Dr. Berkowitz is a board-certified orthopedic surgeon specializing in surgery of the spine, and was the first surgeon in Lorain County, Ohio to perform a cervical disc replacement. Dr. Berkowitz was chief of the Department of Orthopedic Surgery at Andrews Air Force Base’s Malcolm Grow Medical Center. While in Washington, D.C. he ran a clinic at the Pentagon where he treated the nation’s top leaders and military personnel. Additionally, he served in Operation Enduring Freedom in the Middle East, caring for many American soldiers, airmen and seamen.
When treating spinal conditions, Dr. Berkowitz employs many nonsurgical options including physical therapy, injections, and referrals to pain management, chiropractic, acupuncture and massage therapy to help patients heal non-operatively. However, if a patient ends up needing surgery, Dr. Berkowitz has extensive training in minimally invasive spine surgery and the use of a cutting edge device called an ultrasonic bone scalpel. With these techniques, patients often have incisions less than an inch long and are discharged home on the same day of surgery with minimal pain. “The majority of my patients do not have surgery,” he explains. “But when surgery is the best option, I am trained to perform the most advanced surgical techniques.”
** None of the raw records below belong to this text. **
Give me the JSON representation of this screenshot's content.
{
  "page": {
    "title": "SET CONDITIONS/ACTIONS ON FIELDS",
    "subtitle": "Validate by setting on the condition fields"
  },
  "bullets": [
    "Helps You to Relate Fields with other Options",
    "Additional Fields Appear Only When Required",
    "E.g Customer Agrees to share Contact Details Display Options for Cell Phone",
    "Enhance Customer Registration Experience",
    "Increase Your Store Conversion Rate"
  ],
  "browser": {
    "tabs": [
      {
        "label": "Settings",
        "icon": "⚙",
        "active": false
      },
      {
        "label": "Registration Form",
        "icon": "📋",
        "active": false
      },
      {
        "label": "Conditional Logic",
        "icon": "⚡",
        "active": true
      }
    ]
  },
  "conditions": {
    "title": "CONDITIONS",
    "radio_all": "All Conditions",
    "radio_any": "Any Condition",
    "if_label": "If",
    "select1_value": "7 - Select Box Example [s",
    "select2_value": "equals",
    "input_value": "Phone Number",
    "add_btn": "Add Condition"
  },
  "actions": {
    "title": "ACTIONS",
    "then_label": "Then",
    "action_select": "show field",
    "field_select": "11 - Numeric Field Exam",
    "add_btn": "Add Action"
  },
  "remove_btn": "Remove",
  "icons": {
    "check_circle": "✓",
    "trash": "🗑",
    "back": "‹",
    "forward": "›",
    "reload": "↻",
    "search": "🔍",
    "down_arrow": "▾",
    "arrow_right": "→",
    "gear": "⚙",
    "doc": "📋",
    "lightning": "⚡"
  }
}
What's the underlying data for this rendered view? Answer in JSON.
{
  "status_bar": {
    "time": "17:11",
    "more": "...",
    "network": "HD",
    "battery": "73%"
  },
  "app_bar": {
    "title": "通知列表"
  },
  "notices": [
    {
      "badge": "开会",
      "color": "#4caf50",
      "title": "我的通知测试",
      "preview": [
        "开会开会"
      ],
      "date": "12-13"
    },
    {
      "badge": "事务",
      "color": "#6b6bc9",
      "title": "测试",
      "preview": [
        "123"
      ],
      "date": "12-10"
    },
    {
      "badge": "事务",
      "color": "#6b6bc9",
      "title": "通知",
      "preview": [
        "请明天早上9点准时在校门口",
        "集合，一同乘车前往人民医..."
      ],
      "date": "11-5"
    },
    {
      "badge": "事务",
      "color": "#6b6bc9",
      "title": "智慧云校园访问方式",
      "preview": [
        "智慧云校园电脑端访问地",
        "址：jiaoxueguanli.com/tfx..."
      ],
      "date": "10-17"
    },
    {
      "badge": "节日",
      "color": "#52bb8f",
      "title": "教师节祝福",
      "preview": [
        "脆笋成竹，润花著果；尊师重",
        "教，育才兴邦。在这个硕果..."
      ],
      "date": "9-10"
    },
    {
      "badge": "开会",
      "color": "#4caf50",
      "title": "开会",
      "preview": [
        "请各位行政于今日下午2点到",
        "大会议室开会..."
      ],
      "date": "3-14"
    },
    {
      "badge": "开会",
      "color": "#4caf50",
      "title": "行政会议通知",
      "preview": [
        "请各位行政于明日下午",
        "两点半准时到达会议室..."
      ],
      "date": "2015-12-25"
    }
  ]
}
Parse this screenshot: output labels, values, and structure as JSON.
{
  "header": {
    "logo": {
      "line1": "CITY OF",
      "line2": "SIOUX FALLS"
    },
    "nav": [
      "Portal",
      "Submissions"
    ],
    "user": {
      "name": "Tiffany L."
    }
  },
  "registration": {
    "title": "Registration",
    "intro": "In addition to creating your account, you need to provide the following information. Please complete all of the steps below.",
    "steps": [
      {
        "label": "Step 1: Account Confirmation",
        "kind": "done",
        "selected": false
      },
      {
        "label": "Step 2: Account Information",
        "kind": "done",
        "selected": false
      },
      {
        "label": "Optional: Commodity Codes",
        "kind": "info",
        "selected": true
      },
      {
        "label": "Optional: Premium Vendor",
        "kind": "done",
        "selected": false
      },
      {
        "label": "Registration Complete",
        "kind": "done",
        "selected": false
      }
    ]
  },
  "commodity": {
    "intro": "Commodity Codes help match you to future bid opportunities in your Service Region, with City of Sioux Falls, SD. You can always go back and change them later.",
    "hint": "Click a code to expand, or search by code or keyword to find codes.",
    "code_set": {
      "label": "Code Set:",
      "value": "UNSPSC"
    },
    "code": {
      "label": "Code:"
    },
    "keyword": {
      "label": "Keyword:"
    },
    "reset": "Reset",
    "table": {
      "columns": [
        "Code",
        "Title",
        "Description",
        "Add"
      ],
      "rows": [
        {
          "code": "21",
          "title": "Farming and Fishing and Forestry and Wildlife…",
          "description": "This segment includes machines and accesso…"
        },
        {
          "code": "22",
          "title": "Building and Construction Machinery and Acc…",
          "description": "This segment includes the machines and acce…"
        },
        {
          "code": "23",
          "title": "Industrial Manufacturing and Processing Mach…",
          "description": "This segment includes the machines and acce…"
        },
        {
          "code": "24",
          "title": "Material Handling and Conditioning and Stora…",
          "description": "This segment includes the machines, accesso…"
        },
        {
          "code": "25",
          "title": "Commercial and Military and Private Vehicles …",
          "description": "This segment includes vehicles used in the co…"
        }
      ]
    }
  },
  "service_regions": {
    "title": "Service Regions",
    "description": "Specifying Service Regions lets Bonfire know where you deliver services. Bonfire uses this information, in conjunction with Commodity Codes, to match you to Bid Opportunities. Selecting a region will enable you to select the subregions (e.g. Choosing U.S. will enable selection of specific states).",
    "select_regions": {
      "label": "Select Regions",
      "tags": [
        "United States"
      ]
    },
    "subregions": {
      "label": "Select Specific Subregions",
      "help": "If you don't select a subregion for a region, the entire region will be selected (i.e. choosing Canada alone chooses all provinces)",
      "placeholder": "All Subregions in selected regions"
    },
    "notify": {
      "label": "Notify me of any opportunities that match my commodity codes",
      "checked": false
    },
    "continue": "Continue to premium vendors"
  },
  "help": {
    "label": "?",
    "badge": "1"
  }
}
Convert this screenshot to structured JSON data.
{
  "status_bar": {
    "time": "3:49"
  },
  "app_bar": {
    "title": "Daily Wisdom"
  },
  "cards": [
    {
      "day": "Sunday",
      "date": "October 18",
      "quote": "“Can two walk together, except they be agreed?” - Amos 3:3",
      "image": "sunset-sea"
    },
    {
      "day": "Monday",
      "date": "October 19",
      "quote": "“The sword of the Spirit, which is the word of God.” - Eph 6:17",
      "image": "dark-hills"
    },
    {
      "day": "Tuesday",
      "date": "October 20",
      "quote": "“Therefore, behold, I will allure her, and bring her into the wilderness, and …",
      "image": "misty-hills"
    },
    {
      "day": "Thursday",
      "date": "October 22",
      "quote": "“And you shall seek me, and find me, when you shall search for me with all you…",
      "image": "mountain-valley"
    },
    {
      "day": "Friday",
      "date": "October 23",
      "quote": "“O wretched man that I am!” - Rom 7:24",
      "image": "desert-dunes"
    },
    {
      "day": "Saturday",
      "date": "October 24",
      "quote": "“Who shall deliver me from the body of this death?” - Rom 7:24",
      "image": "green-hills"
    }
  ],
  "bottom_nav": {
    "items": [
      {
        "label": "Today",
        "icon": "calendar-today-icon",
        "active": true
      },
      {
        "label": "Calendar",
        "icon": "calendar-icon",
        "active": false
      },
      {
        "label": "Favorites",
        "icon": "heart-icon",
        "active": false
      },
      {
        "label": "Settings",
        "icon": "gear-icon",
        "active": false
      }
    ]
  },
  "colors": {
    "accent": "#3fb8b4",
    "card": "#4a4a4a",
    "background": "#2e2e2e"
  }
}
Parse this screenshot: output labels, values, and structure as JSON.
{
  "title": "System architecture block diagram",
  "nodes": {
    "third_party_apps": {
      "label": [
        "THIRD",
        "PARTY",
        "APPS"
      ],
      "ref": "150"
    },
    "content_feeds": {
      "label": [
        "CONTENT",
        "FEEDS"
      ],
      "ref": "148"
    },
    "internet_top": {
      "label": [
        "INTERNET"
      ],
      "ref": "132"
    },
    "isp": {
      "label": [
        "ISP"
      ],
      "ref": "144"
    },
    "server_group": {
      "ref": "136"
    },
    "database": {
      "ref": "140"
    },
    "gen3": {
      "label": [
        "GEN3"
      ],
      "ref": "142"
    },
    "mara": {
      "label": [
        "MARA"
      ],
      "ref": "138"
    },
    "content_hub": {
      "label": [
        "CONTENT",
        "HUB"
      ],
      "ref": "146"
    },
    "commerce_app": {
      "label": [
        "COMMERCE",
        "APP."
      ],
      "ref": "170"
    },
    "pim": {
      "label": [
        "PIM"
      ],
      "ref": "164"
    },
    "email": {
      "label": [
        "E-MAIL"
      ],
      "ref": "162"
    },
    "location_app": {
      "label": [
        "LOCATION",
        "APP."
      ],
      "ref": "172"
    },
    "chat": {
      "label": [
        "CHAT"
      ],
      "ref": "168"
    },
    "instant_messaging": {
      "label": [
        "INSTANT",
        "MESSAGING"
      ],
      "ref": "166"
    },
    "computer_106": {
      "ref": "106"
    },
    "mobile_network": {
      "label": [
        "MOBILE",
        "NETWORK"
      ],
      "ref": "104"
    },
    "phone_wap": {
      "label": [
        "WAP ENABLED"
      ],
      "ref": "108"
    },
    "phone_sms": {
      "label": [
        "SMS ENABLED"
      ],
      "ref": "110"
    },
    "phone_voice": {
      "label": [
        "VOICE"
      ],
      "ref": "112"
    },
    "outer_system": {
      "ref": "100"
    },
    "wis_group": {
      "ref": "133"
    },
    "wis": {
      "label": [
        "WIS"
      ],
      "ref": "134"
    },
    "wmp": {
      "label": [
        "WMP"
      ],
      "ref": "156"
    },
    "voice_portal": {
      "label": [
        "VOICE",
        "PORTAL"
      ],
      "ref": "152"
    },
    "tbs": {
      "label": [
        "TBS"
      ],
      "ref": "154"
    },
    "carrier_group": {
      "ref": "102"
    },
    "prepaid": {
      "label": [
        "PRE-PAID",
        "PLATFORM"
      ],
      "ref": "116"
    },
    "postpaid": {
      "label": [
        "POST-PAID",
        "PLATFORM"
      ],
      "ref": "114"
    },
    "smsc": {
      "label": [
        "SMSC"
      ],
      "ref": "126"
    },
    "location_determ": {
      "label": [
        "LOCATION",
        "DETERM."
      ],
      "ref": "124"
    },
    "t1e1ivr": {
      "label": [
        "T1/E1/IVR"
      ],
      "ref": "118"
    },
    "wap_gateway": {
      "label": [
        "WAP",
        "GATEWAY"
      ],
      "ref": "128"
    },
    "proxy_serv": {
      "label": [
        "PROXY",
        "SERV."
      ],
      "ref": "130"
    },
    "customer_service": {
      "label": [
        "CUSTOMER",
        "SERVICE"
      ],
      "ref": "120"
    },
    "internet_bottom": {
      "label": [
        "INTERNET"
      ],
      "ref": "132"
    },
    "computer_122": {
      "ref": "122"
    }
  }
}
- Spine Surgery
Patient Satisfaction Reviews
4.6 out of 5
- Orthopaedic Surgery - American Board of Orthopaedic Surgery
Fellowship | Spine Medicine
Spine Medicine - Akron General Medical Center (2007 - 2007)
Residency | Orthopaedic Surgery
Orthopaedic Surgery - Akron General Medical Center (1999 - 2004)
University Of Vermont Larner College Of Medicine (1999)
University Of Connecticut (1993)
University Hospitals is committed to transparency in our interactions with industry partners, such as pharmaceutical, biotech, or medical device companies. At UH, we disclose practitioner and their family members’ ownership and intellectual property rights that are or in the process of being commercialized. In addition, we disclose payments to employed practitioners of $5,000 or more from companies with which the practitioners interact as part of their professional activities. These practitioner-industry relationships assist in developing new drugs, devices and therapies and in providing medical education aimed at improving quality of care and enhancing clinical outcomes. At the same time, UH understands that these relationships may create a conflict of interest. In providing this information, UH desires to assist patients in talking with their practitioners about industry relationships and how those relationships may impact their medical care.
UH practitioners seek advance approval for certain new industry relationships. In addition, practitioners report their industry relationships and activities, as well as those of their immediate family members, to the UH Office of Outside Interests annually. We review these reports and implement management plans, as appropriate, to address conflicts of interest that may arise in connection with medical research, clinical care and purchasing decisions.
View UH’s policy (PDF) on practitioner-industry relationships.
As of December 31, 2016, Robert Berkowitz did not disclose any Outside Relationships with Industry.